We see that the electronic contribution to the molar heat capacity is the same order of magnitude for these two good conductors, and in each case it is small compared with the lattice contribution (Section 9.3).

 

Table 9.4 Fermi Energies (T = 300 K), Fermi Temperatures, and Fermi Velocities for Selected Metals
Element E_{ F }( eV ) T_{ F }\left(\times 10^{4} K \right) u_{ F }\left(\times 10^{6} m / s \right) Element E_{ F }( eV ) T_{ F }\left(\times 10^{4} K \right) u_{ F }\left(\times 10^{6} m / s \right)
Li 4.74 5.51 1.29 Fe 11.1 13 1.98
Na 3.24 3.77 1.07 Mn 10.9 12.7 1.96
K 2.12 2.46 0.86 Zn 9.47 11 1.83
Rb 1.85 2.15 0.81 Cd 7.17 8.68 1.62
Cs 1.59 1.84 0.75 Hg 7.13 8.29 1.58
Cu 7 8.16 1.57 Al 11.7 13.6 2.03
Ag 5.49 6.38 1.39 Ga 10.4 12.1 1.92
Au 5.53 6.42 1.4 In 8.63 10 1.74
Be 14.3 16.6 2.25 Tl 8.15 9.46 1.69
Mg 7.08 8.23 1.58 Sn 10.2 11.8 1.9
Ca 4.69 5.44 1.28 Pb 9.47 11 1.83
Sr 3.93 4.57 1.18 Bi 9.9 11.5 1.87
Ba 3.64 4.23 1.13 Sb 10.9 12.7 1.96
Nb 5.32 6.18 1.37

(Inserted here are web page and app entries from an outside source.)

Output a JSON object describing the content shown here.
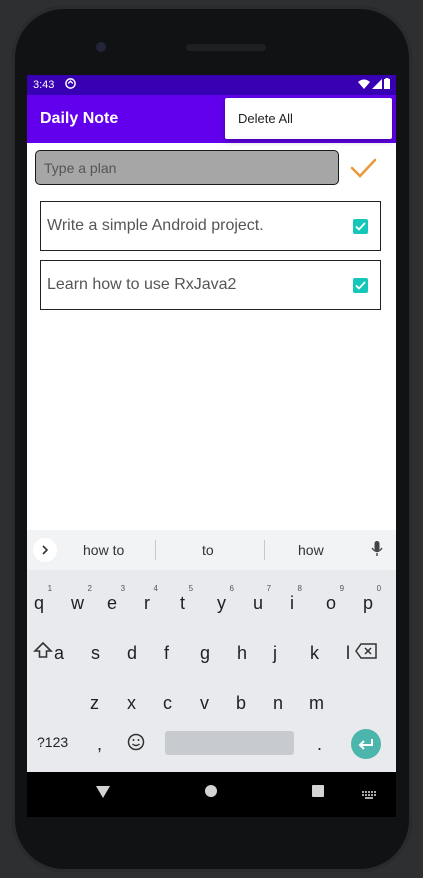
{
  "status": {
    "time": "3:43"
  },
  "appbar": {
    "title": "Daily Note",
    "menu_item": "Delete All"
  },
  "input": {
    "placeholder": "Type a plan",
    "value": ""
  },
  "items": [
    {
      "text": "Write a simple Android project.",
      "checked": true
    },
    {
      "text": "Learn how to use RxJava2",
      "checked": true
    }
  ],
  "keyboard": {
    "suggestions": [
      "how to",
      "to",
      "how"
    ],
    "row1": [
      {
        "key": "q",
        "hint": "1"
      },
      {
        "key": "w",
        "hint": "2"
      },
      {
        "key": "e",
        "hint": "3"
      },
      {
        "key": "r",
        "hint": "4"
      },
      {
        "key": "t",
        "hint": "5"
      },
      {
        "key": "y",
        "hint": "6"
      },
      {
        "key": "u",
        "hint": "7"
      },
      {
        "key": "i",
        "hint": "8"
      },
      {
        "key": "o",
        "hint": "9"
      },
      {
        "key": "p",
        "hint": "0"
      }
    ],
    "row2": [
      "a",
      "s",
      "d",
      "f",
      "g",
      "h",
      "j",
      "k",
      "l"
    ],
    "row3": [
      "z",
      "x",
      "c",
      "v",
      "b",
      "n",
      "m"
    ],
    "row4": {
      "symbols": "?123",
      "comma": ",",
      "period": "."
    }
  },
  "colors": {
    "statusbar": "#3700b3",
    "appbar": "#6200ee",
    "accent": "#14c7b9",
    "confirm": "#e89a3c"
  },
  "icons": [
    "sync-icon",
    "wifi-icon",
    "signal-icon",
    "battery-icon",
    "check-icon",
    "checkbox-icon",
    "chevron-right-icon",
    "mic-icon",
    "shift-icon",
    "backspace-icon",
    "emoji-icon",
    "enter-icon",
    "back-icon",
    "home-icon",
    "recents-icon",
    "keyboard-icon"
  ]
}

 From N. W. Ashcroft and N. D. Mermin, Solid State Physics, Philadelphia: Saunders College (1976).